── Available data
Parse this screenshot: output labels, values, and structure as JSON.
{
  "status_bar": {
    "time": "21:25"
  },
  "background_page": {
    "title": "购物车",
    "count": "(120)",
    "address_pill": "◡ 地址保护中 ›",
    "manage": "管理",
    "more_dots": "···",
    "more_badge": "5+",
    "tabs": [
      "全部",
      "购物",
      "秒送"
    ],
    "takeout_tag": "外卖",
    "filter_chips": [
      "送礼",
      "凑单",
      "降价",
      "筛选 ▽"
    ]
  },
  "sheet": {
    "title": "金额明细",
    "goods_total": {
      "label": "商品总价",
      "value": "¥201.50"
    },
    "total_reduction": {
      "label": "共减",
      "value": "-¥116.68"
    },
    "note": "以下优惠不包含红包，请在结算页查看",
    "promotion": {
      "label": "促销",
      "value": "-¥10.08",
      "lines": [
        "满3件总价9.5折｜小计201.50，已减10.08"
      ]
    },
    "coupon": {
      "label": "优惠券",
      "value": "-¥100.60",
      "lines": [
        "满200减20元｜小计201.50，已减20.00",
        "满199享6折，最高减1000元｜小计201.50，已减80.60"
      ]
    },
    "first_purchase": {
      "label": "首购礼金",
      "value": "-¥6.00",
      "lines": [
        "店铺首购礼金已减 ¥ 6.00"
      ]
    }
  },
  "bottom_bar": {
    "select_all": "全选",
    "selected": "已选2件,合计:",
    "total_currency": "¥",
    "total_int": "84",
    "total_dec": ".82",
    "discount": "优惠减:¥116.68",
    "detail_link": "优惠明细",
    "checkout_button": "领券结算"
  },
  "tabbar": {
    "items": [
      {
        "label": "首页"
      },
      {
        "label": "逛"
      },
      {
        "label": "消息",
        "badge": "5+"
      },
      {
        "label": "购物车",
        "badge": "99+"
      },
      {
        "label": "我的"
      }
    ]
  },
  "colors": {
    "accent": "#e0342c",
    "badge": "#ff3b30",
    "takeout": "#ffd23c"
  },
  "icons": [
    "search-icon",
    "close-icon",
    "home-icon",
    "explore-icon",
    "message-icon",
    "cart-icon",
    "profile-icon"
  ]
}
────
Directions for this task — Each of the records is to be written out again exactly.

Response box —
Parse this screenshot: output labels, values, and structure as JSON.
{
  "status_bar": {
    "time": "21:25"
  },
  "background_page": {
    "title": "购物车",
    "count": "(120)",
    "address_pill": "◡ 地址保护中 ›",
    "manage": "管理",
    "more_dots": "···",
    "more_badge": "5+",
    "tabs": [
      "全部",
      "购物",
      "秒送"
    ],
    "takeout_tag": "外卖",
    "filter_chips": [
      "送礼",
      "凑单",
      "降价",
      "筛选 ▽"
    ]
  },
  "sheet": {
    "title": "金额明细",
    "goods_total": {
      "label": "商品总价",
      "value": "¥201.50"
    },
    "total_reduction": {
      "label": "共减",
      "value": "-¥116.68"
    },
    "note": "以下优惠不包含红包，请在结算页查看",
    "promotion": {
      "label": "促销",
      "value": "-¥10.08",
      "lines": [
        "满3件总价9.5折｜小计201.50，已减10.08"
      ]
    },
    "coupon": {
      "label": "优惠券",
      "value": "-¥100.60",
      "lines": [
        "满200减20元｜小计201.50，已减20.00",
        "满199享6折，最高减1000元｜小计201.50，已减80.60"
      ]
    },
    "first_purchase": {
      "label": "首购礼金",
      "value": "-¥6.00",
      "lines": [
        "店铺首购礼金已减 ¥ 6.00"
      ]
    }
  },
  "bottom_bar": {
    "select_all": "全选",
    "selected": "已选2件,合计:",
    "total_currency": "¥",
    "total_int": "84",
    "total_dec": ".82",
    "discount": "优惠减:¥116.68",
    "detail_link": "优惠明细",
    "checkout_button": "领券结算"
  },
  "tabbar": {
    "items": [
      {
        "label": "首页"
      },
      {
        "label": "逛"
      },
      {
        "label": "消息",
        "badge": "5+"
      },
      {
        "label": "购物车",
        "badge": "99+"
      },
      {
        "label": "我的"
      }
    ]
  },
  "colors": {
    "accent": "#e0342c",
    "badge": "#ff3b30",
    "takeout": "#ffd23c"
  },
  "icons": [
    "search-icon",
    "close-icon",
    "home-icon",
    "explore-icon",
    "message-icon",
    "cart-icon",
    "profile-icon"
  ]
}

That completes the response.